Arbitrator Reverses Discipline – Finds MassCOP Officer Was Not Insubordinate
Arbitrator Nancy Peace recently issued an arbitration award reversing disciplinary action issued to a Concord police sergeant. In the award, Arbitrator Peace found that the sergeant – who had a spotless 20 year record with the Concord Police Department – did not commit the offense he was accused of. The case includes some important language regarding the nature of insubordination, an offense that often leads to employee discipline. The Union was represented by Sandulli Grace attorney John M. Becker
The case involves the police department’s planning for a large public event in Concord. Sgt. Joseph Connell was not involved in the planning, but two other sergeants were. Sgt. Connell and his Union – the Concord Police Association, Local 260 of the Massachusetts Coalition of Police – understood these sergeants to be acting on a voluntary basis. At one point, the Police Chief asked Sgt. Connell to help with the planning on a voluntary basis. Sgt. Connell provided some assistance, but eventually e-mailed the Chief stating that there was nothing more to do. The Chief e-mailed back, “I want you to handle the scheduling for us.” Sgt. Connell responded (also by e-mail) that he did not want to volunteer to work on the planning, and he expressed concerns that the process had begun so late. The next thing Sgt. Connell knew, he was brought in to the Chief’s office and issued a written reprimand for insubordination. He was also reassigned from his midnight shift to the day shift where he would allegedly undergo training for an undetermined period. As it turned out, he was reassigned for seven weeks and received very little training. Interestingly, Sgt. Connell was required to take part in the event planning during his reassignment.
Sgt. Connell and the Union grieved the discipline and the reassignment and the grievance proceeded to arbitration before Arbitrator Nancy Peace.

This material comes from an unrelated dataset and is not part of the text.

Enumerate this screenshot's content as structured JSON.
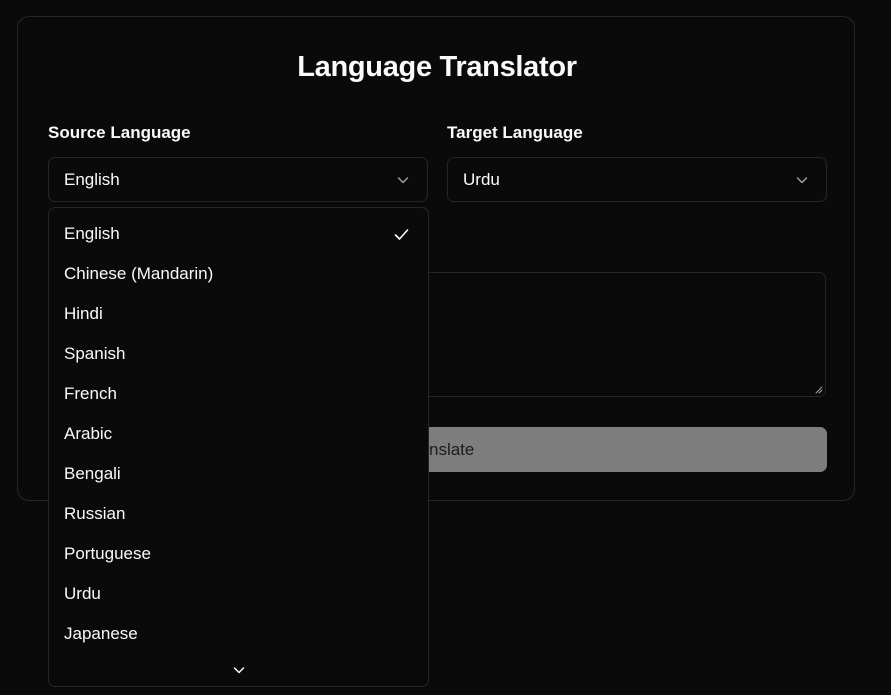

After hearing testimony from Sgt. Connell, Union President Chuck DiRienzo, the Police Chief and others, the Arbitrator ruled in the Union’s favor. According to the Arbitrator, insubordination must be determined by looking at the understanding of the person receiving the alleged order. Here, while the Chief may have believed he was giving an order, Sgt. Connell, based on all the facts, believed he was being asked to volunteer. The Arbitrator reasoned, “It is the responsibility of a superior officer to insure that his or her orders are clear and have been received. Where there is any indication that there may be some confusion or misunderstanding, as there certainly was here, it is the responsibility of the superior officer to investigate and clarify.” The Arbitrator concluded, “This grievance and arbitration could have been avoided had Chief Neal responded to Sgt. Connell’s August 25, 7:59 a.m. e-mail by clarifying that he was not asking Connell to volunteer to handle the scheduling; he was ordering or directing him to do so.”

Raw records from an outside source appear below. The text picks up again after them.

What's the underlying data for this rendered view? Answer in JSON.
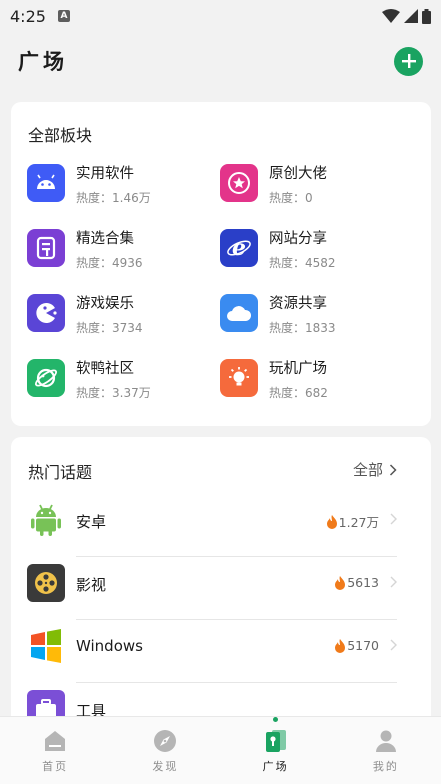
{
  "status": {
    "time": "4:25",
    "badge": "A"
  },
  "header": {
    "title": "广场"
  },
  "boards": {
    "title": "全部板块",
    "items": [
      {
        "name": "实用软件",
        "heat": "热度：1.46万",
        "color": "#3f5bf6",
        "icon": "android-icon"
      },
      {
        "name": "原创大佬",
        "heat": "热度：0",
        "color": "#e3348a",
        "icon": "star-badge-icon"
      },
      {
        "name": "精选合集",
        "heat": "热度：4936",
        "color": "#7b3fd4",
        "icon": "collection-icon"
      },
      {
        "name": "网站分享",
        "heat": "热度：4582",
        "color": "#2a3fc8",
        "icon": "ie-icon"
      },
      {
        "name": "游戏娱乐",
        "heat": "热度：3734",
        "color": "#5a45d6",
        "icon": "pacman-icon"
      },
      {
        "name": "资源共享",
        "heat": "热度：1833",
        "color": "#3a8bf0",
        "icon": "cloud-icon"
      },
      {
        "name": "软鸭社区",
        "heat": "热度：3.37万",
        "color": "#23b56a",
        "icon": "planet-icon"
      },
      {
        "name": "玩机广场",
        "heat": "热度：682",
        "color": "#f56a3c",
        "icon": "bulb-icon"
      }
    ]
  },
  "topics": {
    "title": "热门话题",
    "all_label": "全部",
    "items": [
      {
        "name": "安卓",
        "heat": "1.27万"
      },
      {
        "name": "影视",
        "heat": "5613"
      },
      {
        "name": "Windows",
        "heat": "5170"
      },
      {
        "name": "工具",
        "heat": ""
      }
    ]
  },
  "nav": {
    "items": [
      {
        "label": "首页"
      },
      {
        "label": "发现"
      },
      {
        "label": "广场"
      },
      {
        "label": "我的"
      }
    ]
  },
  "colors": {
    "accent": "#1aa361",
    "background": "#f2f2f2"
  }
}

Arbitrator Peace found that the Town violated the just cause provision of the collective bargaining agreement between the Town and the Union by issuing the discipline and reassigning Sgt. Connell to the day shift. She ordered the discipline removed from Sgt. Connell’s record and ordered him compensated for financial losses as the result of the reassignment.
Read the decision…